[[ Material for this exercise, beginning ]]

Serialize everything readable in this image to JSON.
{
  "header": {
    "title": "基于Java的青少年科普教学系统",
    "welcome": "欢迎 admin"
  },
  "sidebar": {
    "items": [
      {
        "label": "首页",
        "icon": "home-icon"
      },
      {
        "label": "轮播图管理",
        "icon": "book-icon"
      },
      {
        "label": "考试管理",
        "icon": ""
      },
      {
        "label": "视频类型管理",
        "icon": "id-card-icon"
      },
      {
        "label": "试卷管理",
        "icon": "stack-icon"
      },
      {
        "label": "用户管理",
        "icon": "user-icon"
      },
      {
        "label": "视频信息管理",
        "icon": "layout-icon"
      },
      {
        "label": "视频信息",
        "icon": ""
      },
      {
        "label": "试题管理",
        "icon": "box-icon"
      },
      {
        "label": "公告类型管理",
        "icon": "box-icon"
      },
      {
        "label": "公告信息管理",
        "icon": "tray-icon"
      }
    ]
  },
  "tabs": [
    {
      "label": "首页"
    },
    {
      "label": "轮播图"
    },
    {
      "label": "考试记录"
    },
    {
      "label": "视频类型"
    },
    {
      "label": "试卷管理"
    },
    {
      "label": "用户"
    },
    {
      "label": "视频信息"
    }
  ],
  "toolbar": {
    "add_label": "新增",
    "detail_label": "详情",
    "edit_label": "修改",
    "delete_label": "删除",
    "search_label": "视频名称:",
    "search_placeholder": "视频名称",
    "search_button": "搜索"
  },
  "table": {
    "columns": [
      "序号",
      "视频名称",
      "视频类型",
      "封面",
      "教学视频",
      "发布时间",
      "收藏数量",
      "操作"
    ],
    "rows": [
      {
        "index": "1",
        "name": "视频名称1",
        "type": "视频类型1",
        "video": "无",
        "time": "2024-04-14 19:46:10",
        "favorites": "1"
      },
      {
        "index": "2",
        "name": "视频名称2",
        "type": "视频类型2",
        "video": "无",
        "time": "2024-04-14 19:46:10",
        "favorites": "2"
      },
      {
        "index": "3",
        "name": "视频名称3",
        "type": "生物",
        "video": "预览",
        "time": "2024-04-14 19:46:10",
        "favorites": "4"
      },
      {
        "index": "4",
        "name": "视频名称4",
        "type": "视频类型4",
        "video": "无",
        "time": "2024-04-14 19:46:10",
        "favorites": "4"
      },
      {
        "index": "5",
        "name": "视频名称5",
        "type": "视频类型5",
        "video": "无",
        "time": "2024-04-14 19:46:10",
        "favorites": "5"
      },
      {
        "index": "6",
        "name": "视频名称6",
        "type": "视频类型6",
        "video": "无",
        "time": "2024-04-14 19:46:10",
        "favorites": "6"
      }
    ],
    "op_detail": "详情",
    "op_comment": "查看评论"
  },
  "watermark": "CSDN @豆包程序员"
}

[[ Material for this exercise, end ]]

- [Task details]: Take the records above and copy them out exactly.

- [Solution for this problem]:
Serialize everything readable in this image to JSON.
{
  "header": {
    "title": "基于Java的青少年科普教学系统",
    "welcome": "欢迎 admin"
  },
  "sidebar": {
    "items": [
      {
        "label": "首页",
        "icon": "home-icon"
      },
      {
        "label": "轮播图管理",
        "icon": "book-icon"
      },
      {
        "label": "考试管理",
        "icon": ""
      },
      {
        "label": "视频类型管理",
        "icon": "id-card-icon"
      },
      {
        "label": "试卷管理",
        "icon": "stack-icon"
      },
      {
        "label": "用户管理",
        "icon": "user-icon"
      },
      {
        "label": "视频信息管理",
        "icon": "layout-icon"
      },
      {
        "label": "视频信息",
        "icon": ""
      },
      {
        "label": "试题管理",
        "icon": "box-icon"
      },
      {
        "label": "公告类型管理",
        "icon": "box-icon"
      },
      {
        "label": "公告信息管理",
        "icon": "tray-icon"
      }
    ]
  },
  "tabs": [
    {
      "label": "首页"
    },
    {
      "label": "轮播图"
    },
    {
      "label": "考试记录"
    },
    {
      "label": "视频类型"
    },
    {
      "label": "试卷管理"
    },
    {
      "label": "用户"
    },
    {
      "label": "视频信息"
    }
  ],
  "toolbar": {
    "add_label": "新增",
    "detail_label": "详情",
    "edit_label": "修改",
    "delete_label": "删除",
    "search_label": "视频名称:",
    "search_placeholder": "视频名称",
    "search_button": "搜索"
  },
  "table": {
    "columns": [
      "序号",
      "视频名称",
      "视频类型",
      "封面",
      "教学视频",
      "发布时间",
      "收藏数量",
      "操作"
    ],
    "rows": [
      {
        "index": "1",
        "name": "视频名称1",
        "type": "视频类型1",
        "video": "无",
        "time": "2024-04-14 19:46:10",
        "favorites": "1"
      },
      {
        "index": "2",
        "name": "视频名称2",
        "type": "视频类型2",
        "video": "无",
        "time": "2024-04-14 19:46:10",
        "favorites": "2"
      },
      {
        "index": "3",
        "name": "视频名称3",
        "type": "生物",
        "video": "预览",
        "time": "2024-04-14 19:46:10",
        "favorites": "4"
      },
      {
        "index": "4",
        "name": "视频名称4",
        "type": "视频类型4",
        "video": "无",
        "time": "2024-04-14 19:46:10",
        "favorites": "4"
      },
      {
        "index": "5",
        "name": "视频名称5",
        "type": "视频类型5",
        "video": "无",
        "time": "2024-04-14 19:46:10",
        "favorites": "5"
      },
      {
        "index": "6",
        "name": "视频名称6",
        "type": "视频类型6",
        "video": "无",
        "time": "2024-04-14 19:46:10",
        "favorites": "6"
      }
    ],
    "op_detail": "详情",
    "op_comment": "查看评论"
  },
  "watermark": "CSDN @豆包程序员"
}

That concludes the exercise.